Ground breadcrumbs 2 tbsp

Full milk 4 tbsp

Garlic clove 1

Olive oil 1 small glass

Pinch of cumin to serve

Mix the milk and breadcrumbs. Take the fish eggs out of the packaging then if necessary peel the thick darker skin and scrape it with a sharp knife. Put all the ingredients in a blender and slowly add the oil. If the mixture is too liquid, add some breadcrumbs. If it is too liquid, add lemon juice or milk, according to flavour. Mix in a bit of pepper and cumin.

Dust with cumin and serve with toast or pitta bread.

I get my smoked cod roe from Waitrose supermarket: it is sold in a plastic vacuum-sealed pocket in the cold store. You can use fresh cod roe and steam it before use, as I have done before, but you then miss a lot of the nice smoky flavour that you get in the Taramosalata they serve in the sea-side tavernas of Greece… This is so easy and delicious that you will never buy the processed version again!

Butternut squash and chesnut soup with curried bacon bits

>I served it as a main dish tonight with a loaf of brown organic bread. With the rain beating down on the windows and the wind outside, it was the most perfect meal to warm up the soul after a cold and wet afternoon.

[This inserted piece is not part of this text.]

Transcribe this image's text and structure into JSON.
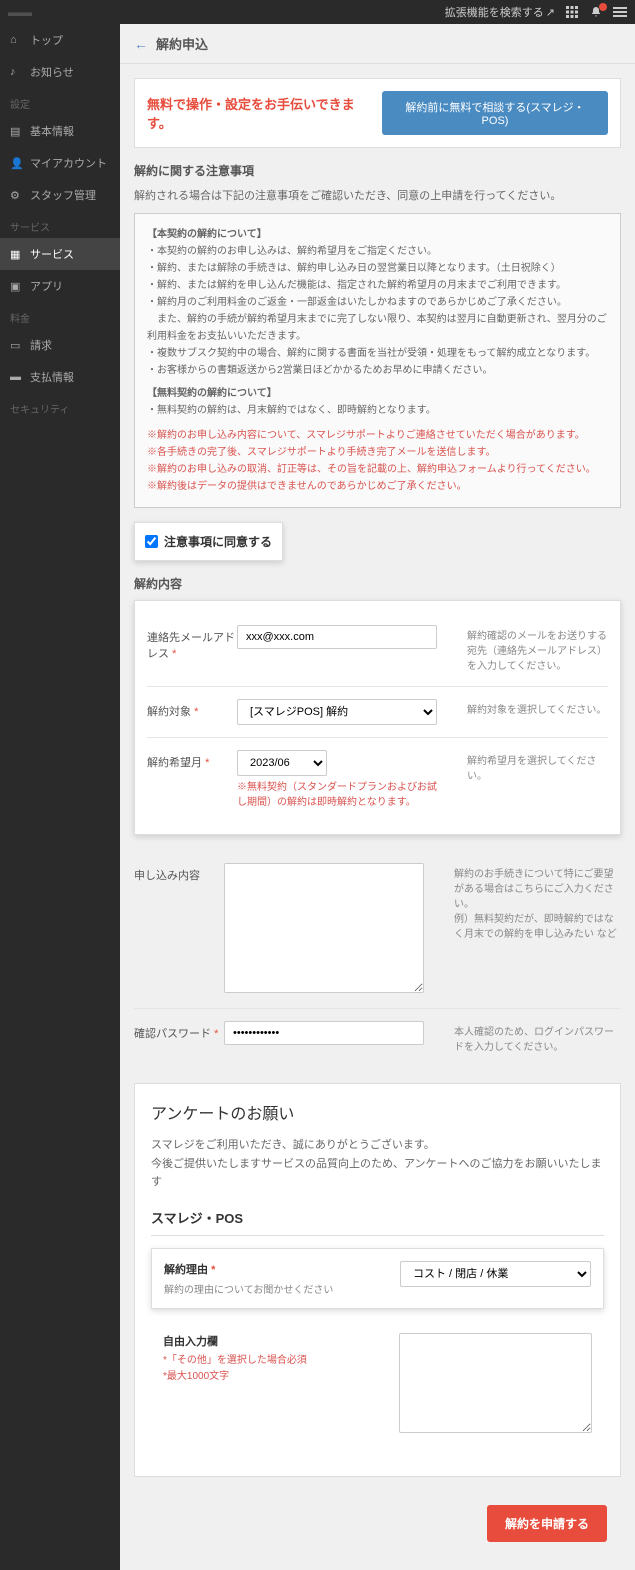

I served myself a glass of Mead with it – but any sweet pudding wine would do to compliment the cinnamon and sweet chestnut undertones of the soup. Do try Mead if you can though: so british and quaint – the National trust shops usually stock it.

Ingredients:
2 shallots
Dash of rapeseed oil
1 butternut squash
1 tin of chesnuts (cooked and whole)
Cinnamon, curry powder and 2 cloves
Salt and pepper
2 maggi cubes (or chicken stock) dissolved in 1 litre of boiling water
Squirt of tomato paste
Dash of single cream
Bacon cubes (tossed in a sprinkle of curry powder)
Quickly fry the chopped shallots in some rapeseed oil in a deep casserole dish. Once soft and slightly charred, add the peeled and diced squash, the stock (about 500ml first). Season to taste with the spices, salt and pepper.
Simmer on low heat for about 30mn, then add the rest of the stock and the chesnuts. I use the tins by Clement Faugier and get them from Waitrose.
Squirt out a bit of tomato paste (in tube or tub). Simmer a little longer, then take off the stove and blitz in a blender for a few seconds: The soup should be smooth and creamy and not too liquid.
Serve hot in big bowls with the fried up bacon bits and a nice swirl of single cream.